Answer with one number: the count of lines in the listing below that hold the word "this".
┏━━
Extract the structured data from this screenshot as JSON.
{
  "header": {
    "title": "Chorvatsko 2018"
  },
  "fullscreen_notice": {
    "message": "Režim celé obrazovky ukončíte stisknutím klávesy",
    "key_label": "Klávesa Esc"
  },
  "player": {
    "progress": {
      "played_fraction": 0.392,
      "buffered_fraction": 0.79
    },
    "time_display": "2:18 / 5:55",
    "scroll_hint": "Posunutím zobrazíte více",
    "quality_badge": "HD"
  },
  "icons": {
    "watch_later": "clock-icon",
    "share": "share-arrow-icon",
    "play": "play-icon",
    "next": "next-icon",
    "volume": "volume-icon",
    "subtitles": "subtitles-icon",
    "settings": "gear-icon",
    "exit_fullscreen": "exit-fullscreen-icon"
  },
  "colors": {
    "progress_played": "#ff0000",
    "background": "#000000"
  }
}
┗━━
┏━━
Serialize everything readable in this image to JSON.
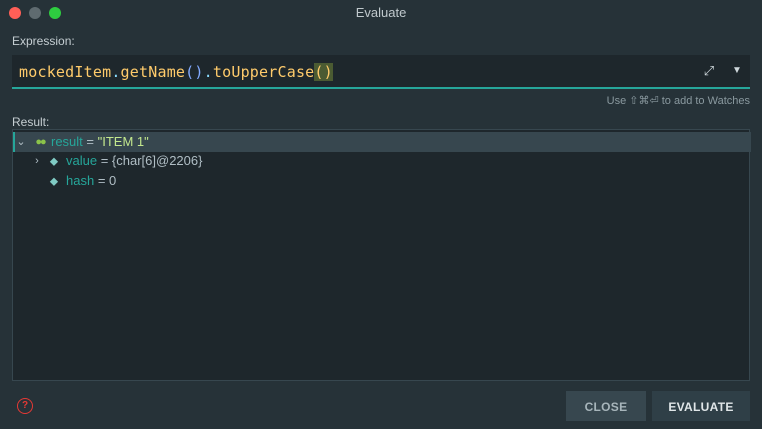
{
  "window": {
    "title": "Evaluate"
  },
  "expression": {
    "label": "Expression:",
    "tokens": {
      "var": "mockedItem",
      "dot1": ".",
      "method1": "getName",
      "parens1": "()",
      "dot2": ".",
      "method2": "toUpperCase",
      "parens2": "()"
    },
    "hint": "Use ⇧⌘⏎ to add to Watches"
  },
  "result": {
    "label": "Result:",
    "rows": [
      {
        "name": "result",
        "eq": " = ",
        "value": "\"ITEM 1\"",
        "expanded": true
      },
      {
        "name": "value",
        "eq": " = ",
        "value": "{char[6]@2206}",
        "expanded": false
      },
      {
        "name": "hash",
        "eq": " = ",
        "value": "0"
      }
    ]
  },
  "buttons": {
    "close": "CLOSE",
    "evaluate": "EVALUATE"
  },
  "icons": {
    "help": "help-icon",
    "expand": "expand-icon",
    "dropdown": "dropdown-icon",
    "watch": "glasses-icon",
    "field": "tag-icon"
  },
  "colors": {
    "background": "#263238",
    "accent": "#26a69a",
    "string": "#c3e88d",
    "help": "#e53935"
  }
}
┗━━
--- Task response ---
2